Your assignment
From the listing below, tally the lines that include "image". Return only the total.

Data under study
+-------+
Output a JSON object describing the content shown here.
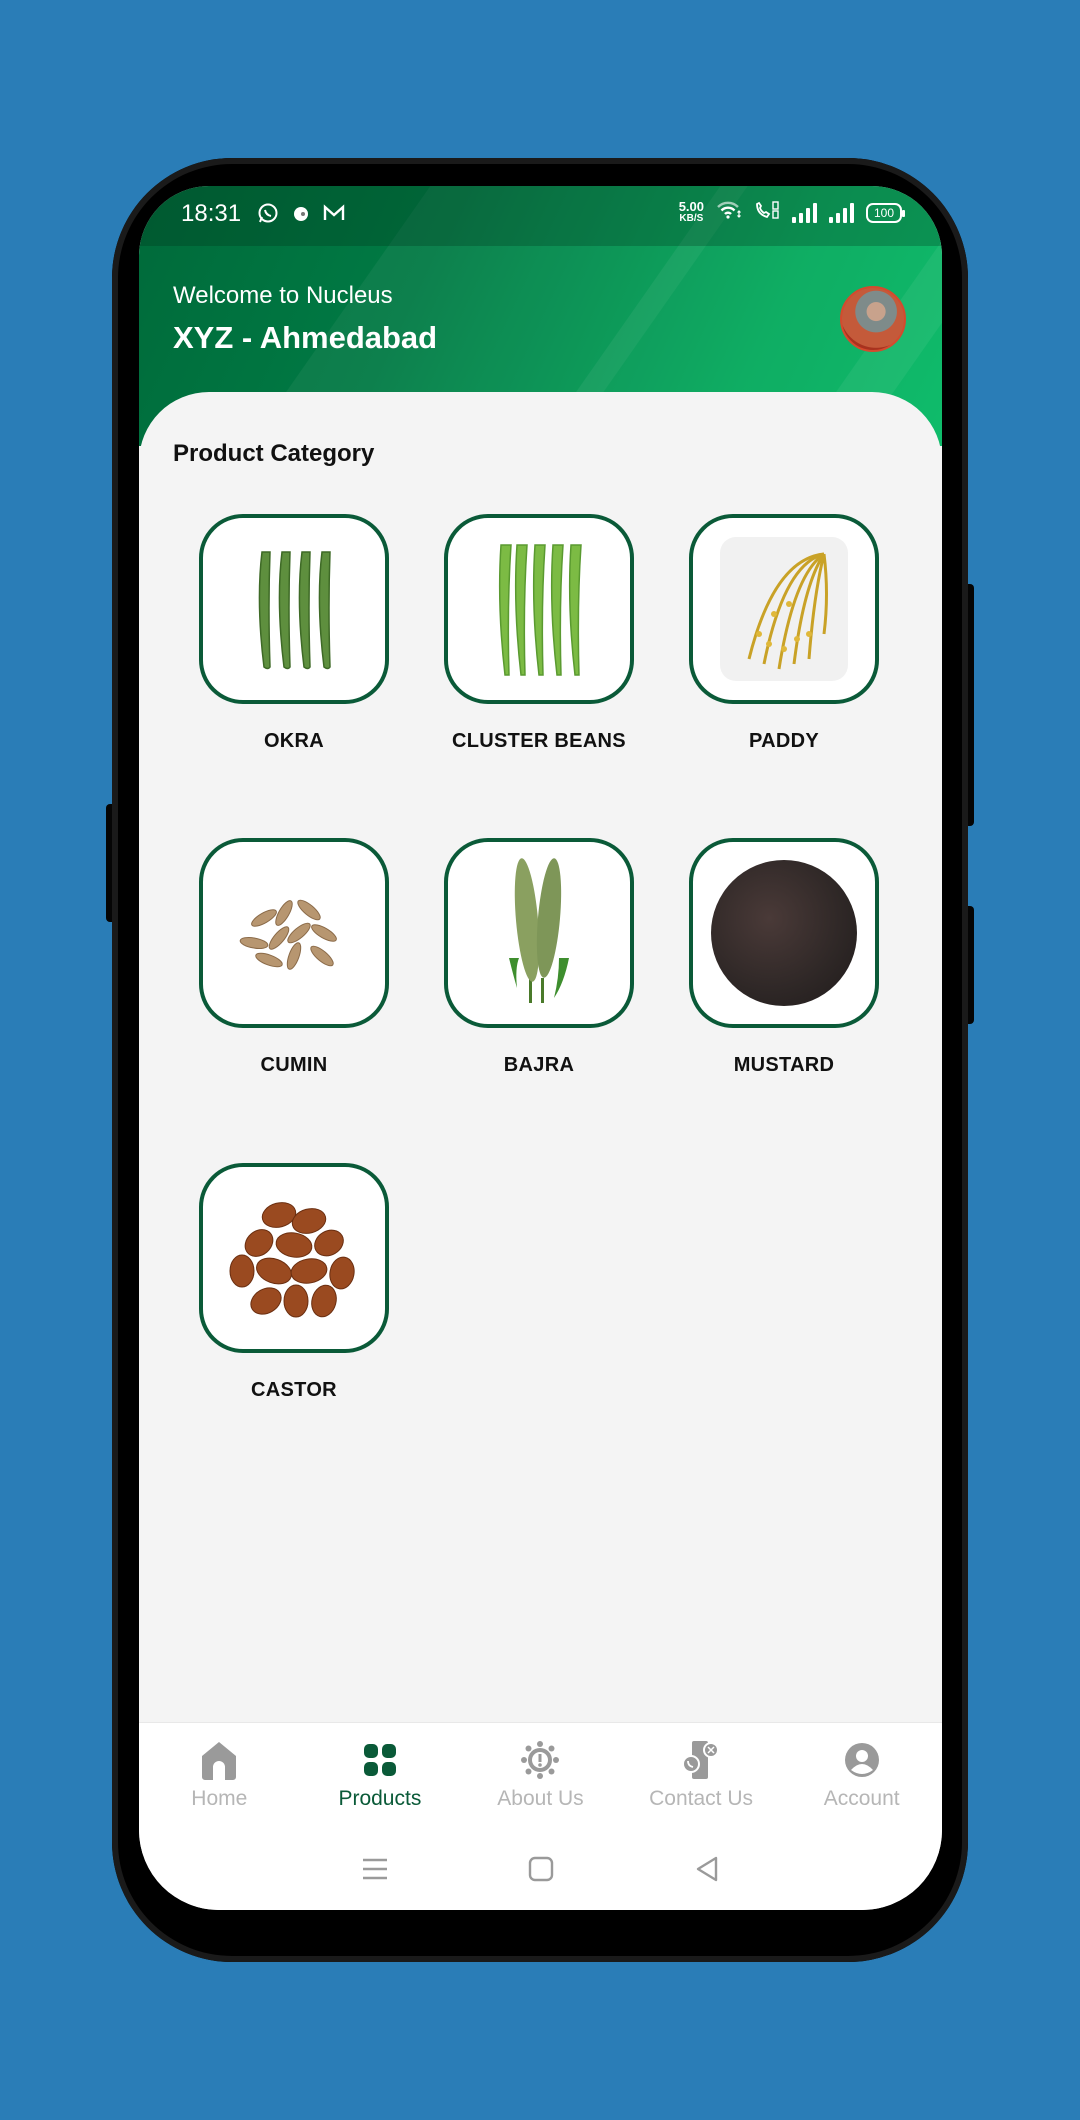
{
  "status_bar": {
    "time": "18:31",
    "left_icons": [
      "whatsapp-icon",
      "notification-dot-icon",
      "gmail-icon"
    ],
    "net_speed": "5.00",
    "net_speed_unit": "KB/S",
    "battery": "100"
  },
  "header": {
    "welcome": "Welcome to Nucleus",
    "company": "XYZ - Ahmedabad"
  },
  "section_title": "Product Category",
  "products": [
    {
      "label": "OKRA",
      "icon": "okra-image"
    },
    {
      "label": "CLUSTER BEANS",
      "icon": "cluster-beans-image"
    },
    {
      "label": "PADDY",
      "icon": "paddy-image"
    },
    {
      "label": "CUMIN",
      "icon": "cumin-image"
    },
    {
      "label": "BAJRA",
      "icon": "bajra-image"
    },
    {
      "label": "MUSTARD",
      "icon": "mustard-image"
    },
    {
      "label": "CASTOR",
      "icon": "castor-image"
    }
  ],
  "bottom_nav": [
    {
      "label": "Home",
      "icon": "home-icon",
      "active": false
    },
    {
      "label": "Products",
      "icon": "grid-icon",
      "active": true
    },
    {
      "label": "About Us",
      "icon": "info-gear-icon",
      "active": false
    },
    {
      "label": "Contact Us",
      "icon": "contact-phone-icon",
      "active": false
    },
    {
      "label": "Account",
      "icon": "account-icon",
      "active": false
    }
  ],
  "colors": {
    "background": "#2a7db7",
    "primary": "#0a5a38",
    "header_gradient_start": "#006a3a",
    "header_gradient_end": "#00b862",
    "inactive_nav": "#b6b6b6"
  }
}
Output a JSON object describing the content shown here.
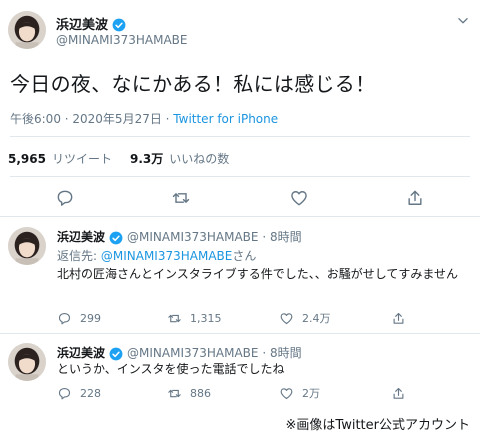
{
  "main_tweet": {
    "display_name": "浜辺美波",
    "handle": "@MINAMI373HAMABE",
    "text": "今日の夜、なにかある！私には感じる！",
    "timestamp": "午後6:00 · 2020年5月27日 · ",
    "client": "Twitter for iPhone",
    "retweets_count": "5,965",
    "retweets_label": "リツイート",
    "likes_count": "9.3万",
    "likes_label": "いいねの数"
  },
  "replies": [
    {
      "display_name": "浜辺美波",
      "handle_time": "@MINAMI373HAMABE · 8時間",
      "reply_to_prefix": "返信先: ",
      "reply_to_mention": "@MINAMI373HAMABE",
      "reply_to_suffix": "さん",
      "text": "北村の匠海さんとインスタライブする件でした、、お騒がせしてすみません",
      "reply_count": "299",
      "retweet_count": "1,315",
      "like_count": "2.4万"
    },
    {
      "display_name": "浜辺美波",
      "handle_time": "@MINAMI373HAMABE · 8時間",
      "text": "というか、インスタを使った電話でしたね",
      "reply_count": "228",
      "retweet_count": "886",
      "like_count": "2万"
    }
  ],
  "caption": "※画像はTwitter公式アカウント",
  "colors": {
    "accent": "#1b95e0",
    "secondary_text": "#657786",
    "divider": "#e1e8ed",
    "primary_text": "#14171a"
  },
  "icons": [
    "verified-icon",
    "chevron-down-icon",
    "reply-icon",
    "retweet-icon",
    "like-icon",
    "share-icon"
  ]
}
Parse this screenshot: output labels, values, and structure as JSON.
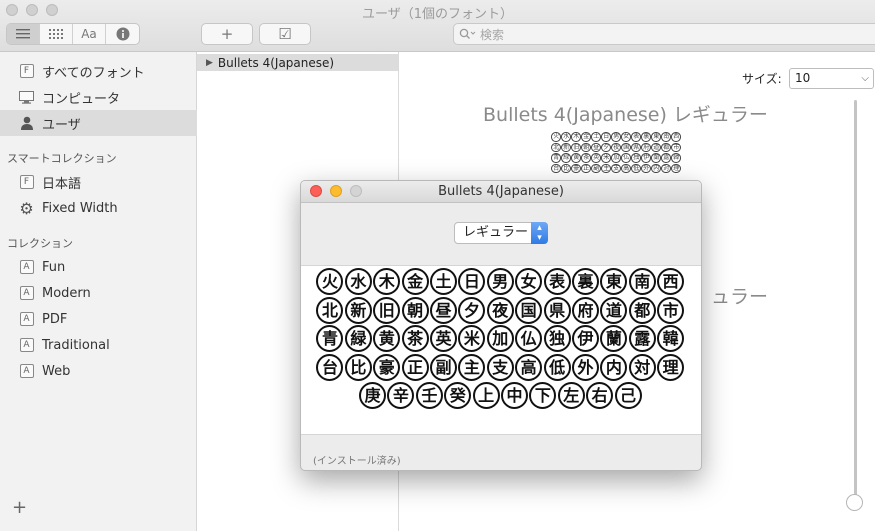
{
  "window": {
    "title": "ユーザ（1個のフォント）"
  },
  "toolbar": {
    "view_icons": [
      "list-view-icon",
      "grid-view-icon",
      "sample-view-icon",
      "info-icon"
    ],
    "sample_label": "Aa",
    "add_label": "+",
    "check_label": "☑",
    "search_placeholder": "検索"
  },
  "sidebar": {
    "items": [
      {
        "label": "すべてのフォント",
        "icon": "font-box-icon"
      },
      {
        "label": "コンピュータ",
        "icon": "computer-icon"
      },
      {
        "label": "ユーザ",
        "icon": "user-icon",
        "selected": true
      }
    ],
    "smart_heading": "スマートコレクション",
    "smart_items": [
      {
        "label": "日本語",
        "icon": "font-box-icon"
      },
      {
        "label": "Fixed Width",
        "icon": "gear-icon"
      }
    ],
    "collection_heading": "コレクション",
    "collections": [
      {
        "label": "Fun"
      },
      {
        "label": "Modern"
      },
      {
        "label": "PDF"
      },
      {
        "label": "Traditional"
      },
      {
        "label": "Web"
      }
    ],
    "add_label": "+"
  },
  "family_list": {
    "selected": "Bullets 4(Japanese)"
  },
  "preview": {
    "size_label": "サイズ:",
    "size_value": "10",
    "title": "Bullets 4(Japanese) レギュラー",
    "title_partial": "ュラー",
    "mini_glyphs": "火水木金土日男女表裏東南西北新旧朝昼夕夜国県府道都市青緑黄茶英米加仏独伊蘭露韓台比豪正副主支高低外内対理"
  },
  "font_window": {
    "title": "Bullets 4(Japanese)",
    "style_value": "レギュラー",
    "rows": [
      [
        "火",
        "水",
        "木",
        "金",
        "土",
        "日",
        "男",
        "女",
        "表",
        "裏",
        "東",
        "南",
        "西"
      ],
      [
        "北",
        "新",
        "旧",
        "朝",
        "昼",
        "夕",
        "夜",
        "国",
        "県",
        "府",
        "道",
        "都",
        "市"
      ],
      [
        "青",
        "緑",
        "黄",
        "茶",
        "英",
        "米",
        "加",
        "仏",
        "独",
        "伊",
        "蘭",
        "露",
        "韓"
      ],
      [
        "台",
        "比",
        "豪",
        "正",
        "副",
        "主",
        "支",
        "高",
        "低",
        "外",
        "内",
        "対",
        "理"
      ],
      [
        "庚",
        "辛",
        "壬",
        "癸",
        "上",
        "中",
        "下",
        "左",
        "右",
        "己"
      ]
    ],
    "status": "(インストール済み)"
  }
}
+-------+
Exercise answer
7